Uber (UberX and UberBLACK) is also available in the city and to and from Schiphol airport. Generally, the airport rates are slightly less expensive with an UberX than by taxi (around 35€–40€ versus 45€–50€).
BY CAR -- There’s no point whatsoever in renting a car if you are intending to stay in Amsterdam and not venture out of the city, as the public transport system works efficiently and most attractions are within walking distance of each other. In addition, the streets are narrow, many are one-way, some are pedestrianized, and all are crowded with bonkers cyclists; in short, driving in the city is a nightmare. However, if you are travelling outside Amsterdam, it’s usually cheapest to book a rental car online before you leave home. Try AutoSlash.com which applies current coupons against the cost of your rental, whether it be from Avis, Hertz or any of the other major companies. Then, it tracks your rental, so if the daily cost drops before you pick it up, they rebook you at the lower price.
If you must have a car, know that there are are limited parking facilities in the city itself but plenty of Park + Ride options in the suburbs, with rates of 8€ per 24 hours. Useful P+R parking lots include Olympisch Stadion and RAI in the southern part of the city, and Noord and Zeeburg in the north; all are near public transport facilities. If you insist on parking in town, there are designated car parks centrally, the most useful for tourists being at Waterlooplein (Valkenburgerstraat 238) or Beursplein 15 and charging 3€ to 8€p er hour.

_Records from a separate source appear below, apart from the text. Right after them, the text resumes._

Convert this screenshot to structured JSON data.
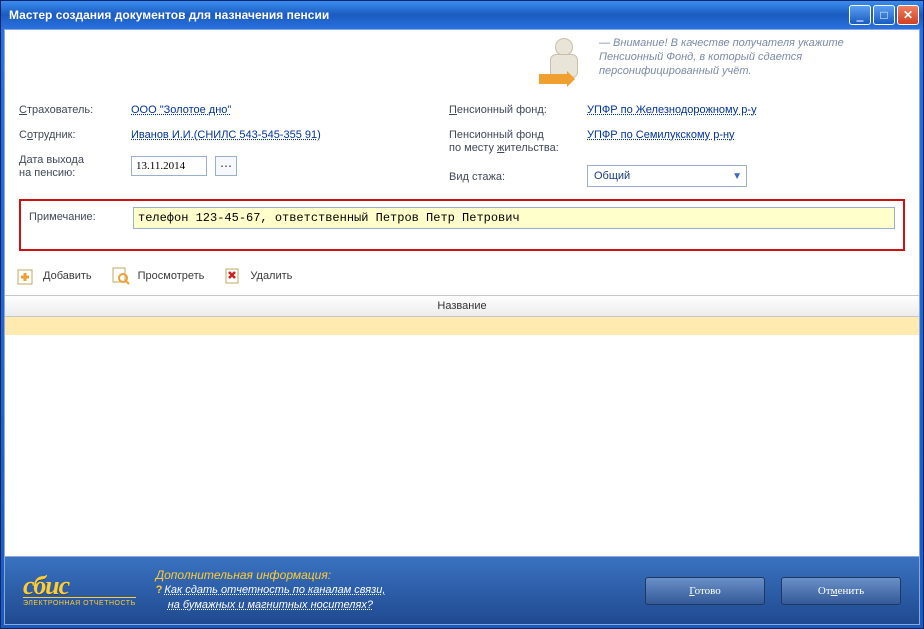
{
  "window": {
    "title": "Мастер создания документов для назначения пенсии"
  },
  "hint": "— Внимание! В качестве получателя укажите Пенсионный Фонд, в который сдается персонифицированный учёт.",
  "labels": {
    "insurer": "Страхователь:",
    "employee": "Сотрудник:",
    "retire_date": "Дата выхода на пенсию:",
    "note": "Примечание:",
    "fund": "Пенсионный фонд:",
    "fund_residence": "Пенсионный фонд по месту жительства:",
    "stage_type": "Вид стажа:"
  },
  "values": {
    "insurer": "ООО \"Золотое дно\"",
    "employee": "Иванов И.И.(СНИЛС 543-545-355 91)",
    "retire_date": "13.11.2014",
    "fund": "УПФР по Железнодорожному р-у",
    "fund_residence": "УПФР по Семилукскому р-ну",
    "stage_type": "Общий",
    "note": "телефон 123-45-67, ответственный Петров Петр Петрович"
  },
  "toolbar": {
    "add": "Добавить",
    "view": "Просмотреть",
    "delete": "Удалить"
  },
  "grid": {
    "header": "Название"
  },
  "footer": {
    "logo": "сбис",
    "logo_sub": "ЭЛЕКТРОННАЯ ОТЧЕТНОСТЬ",
    "info_title": "Дополнительная информация:",
    "info_line1": "Как сдать отчетность по каналам связи,",
    "info_line2": "на бумажных и магнитных носителях?",
    "done": "Готово",
    "cancel": "Отменить"
  }
}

Don’t risk leaving your car on the street as the limited public parking in the city is managed with a gauntlet-grip by Cition, which will tow your car away at the drop of a hat for the slightest parking violation and then whack you with a 373€ fine; cash payments not accepted. If you do have the misfortune to get towed, the collection depot is at Daniël Goedkoopstraat 9 and it’s open daily around the clock.
Bag a Bike Taxi
If you’re keen on your green credentials, use a bike taxi or rickshaw to get around the city. They’re clean, relatively comfortable, and can zip along the cobbled streets giving Amsterdam’s cyclists a run for their money. The rickshaws are easy to spot all over the city, but especially around Centraal Station, Leidseplein, Museumplein, and Waterlooplein, or you can order your eco-taxi in advance. Contact Amsterdam Fietstaxi (www.amsterdam-fietstaxi.nl; tel. 065/348-1860). Charges start at 10€ for rides in the city center; half-hour tours are 25€.
Note: This information was accurate when it was published, but can change without notice. Please be sure to confirm all rates and details directly with the companies in question before planning your trip.